When he came out to warm up for the second half, Lewis caught his father’s eye. Then he scored 16 points in the third quarter, ending it with a fadeaway jumper from well beyond the 3-point arc. He was hit as he shot, and the force of the contact sent him sliding backward past midcourt. He made the foul shot for a 4-pointer. After three quarters, Team Leitao had a 17-point lead.
A scripted reality show couldn’t have been more dramatic than the way the game played out. Vertical Academy rallied. Late in the fourth quarter, Williams banked home a drive and hit a foul shot. With seconds left, his team led by 3. Then Overtime Elite’s Bryce Griggs sank a long 3-pointer at the buzzer. The cameras positioned around the court had recorded the shot from various angles, and all those Overtime employees jumped into action. By the time Team Leitao won in overtime, helped by another thrilling 3-pointer, the highlights had been viewed by thousands of fans. By Sunday, the number of views across all of Overtime’s accounts approached four million. “OTE vs MIKEY was one of the best games I’ve ever seen omgggg” was the caption on @ote’s soundtrack-backed TikTok post.
Overtime Elite versus Mikey may prove to be foundational in the annals of guerrilla basketball history. It was surely the most visible game ever played outside the purview of a major network — or any network. It validated Overtime Elite’s credibility. As for Williams, his 4-for-21 shooting meant little in a virtual universe that prioritizes three-second highlights, like his baseline drive in the final minute. Some portion of Overtime’s 55 million followers had caught a glimpse of his artistry, which could only enhance his reputation. His team had lost, but Williams didn’t seem too troubled by the outcome. Sitting on the training table in one of the spacious locker rooms, he couldn’t hide a smile.

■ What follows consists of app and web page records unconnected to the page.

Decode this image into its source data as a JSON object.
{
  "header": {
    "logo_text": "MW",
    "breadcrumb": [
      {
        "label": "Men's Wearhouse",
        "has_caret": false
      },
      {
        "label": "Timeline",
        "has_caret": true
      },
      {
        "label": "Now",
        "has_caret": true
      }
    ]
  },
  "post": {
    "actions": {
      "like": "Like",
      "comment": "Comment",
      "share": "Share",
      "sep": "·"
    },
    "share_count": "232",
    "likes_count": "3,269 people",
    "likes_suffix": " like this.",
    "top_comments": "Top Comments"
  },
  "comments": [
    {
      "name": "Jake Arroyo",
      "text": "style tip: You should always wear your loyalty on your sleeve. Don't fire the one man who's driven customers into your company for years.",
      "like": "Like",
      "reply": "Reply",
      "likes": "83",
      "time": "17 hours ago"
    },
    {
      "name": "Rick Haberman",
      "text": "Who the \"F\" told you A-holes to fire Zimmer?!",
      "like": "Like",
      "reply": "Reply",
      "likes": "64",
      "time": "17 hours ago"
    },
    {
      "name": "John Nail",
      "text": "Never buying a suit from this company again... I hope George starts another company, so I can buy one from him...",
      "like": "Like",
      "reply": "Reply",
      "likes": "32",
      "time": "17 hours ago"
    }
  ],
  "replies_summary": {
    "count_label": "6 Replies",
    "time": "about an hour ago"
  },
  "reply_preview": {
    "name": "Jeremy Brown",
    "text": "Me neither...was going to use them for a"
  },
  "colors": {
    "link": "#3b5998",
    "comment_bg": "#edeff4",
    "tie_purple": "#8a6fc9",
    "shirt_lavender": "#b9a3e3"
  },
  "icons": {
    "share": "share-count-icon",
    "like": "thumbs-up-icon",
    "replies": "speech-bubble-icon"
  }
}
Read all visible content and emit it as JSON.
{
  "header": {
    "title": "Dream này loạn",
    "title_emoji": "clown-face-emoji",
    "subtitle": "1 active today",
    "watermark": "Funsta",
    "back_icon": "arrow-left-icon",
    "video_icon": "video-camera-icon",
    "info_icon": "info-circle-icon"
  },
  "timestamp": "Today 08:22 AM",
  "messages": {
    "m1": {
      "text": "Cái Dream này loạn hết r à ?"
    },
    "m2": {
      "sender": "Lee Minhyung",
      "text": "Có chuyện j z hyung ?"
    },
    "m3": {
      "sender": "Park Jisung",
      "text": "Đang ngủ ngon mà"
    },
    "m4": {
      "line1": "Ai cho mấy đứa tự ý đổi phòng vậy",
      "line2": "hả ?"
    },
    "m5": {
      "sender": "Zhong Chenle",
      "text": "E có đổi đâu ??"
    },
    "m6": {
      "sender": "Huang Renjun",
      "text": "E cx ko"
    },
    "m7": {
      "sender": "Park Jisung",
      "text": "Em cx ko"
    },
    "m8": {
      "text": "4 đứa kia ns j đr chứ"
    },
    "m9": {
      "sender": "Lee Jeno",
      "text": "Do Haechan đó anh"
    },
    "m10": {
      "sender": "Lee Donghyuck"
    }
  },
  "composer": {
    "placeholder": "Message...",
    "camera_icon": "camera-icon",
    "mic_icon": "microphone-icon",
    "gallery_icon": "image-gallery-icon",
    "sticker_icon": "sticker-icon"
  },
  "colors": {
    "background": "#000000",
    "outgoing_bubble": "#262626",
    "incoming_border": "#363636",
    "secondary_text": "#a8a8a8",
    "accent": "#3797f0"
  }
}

Bruce Schoenfeld is a frequent contributor to the magazine. He last wrote about the Big Ten’s football season in 2020. Victor Llorente is a portrait and documentary photographer based in Queens who was born and raised in Spain. He was selected in The 30: New and Emerging Photographers to Watch in 2020.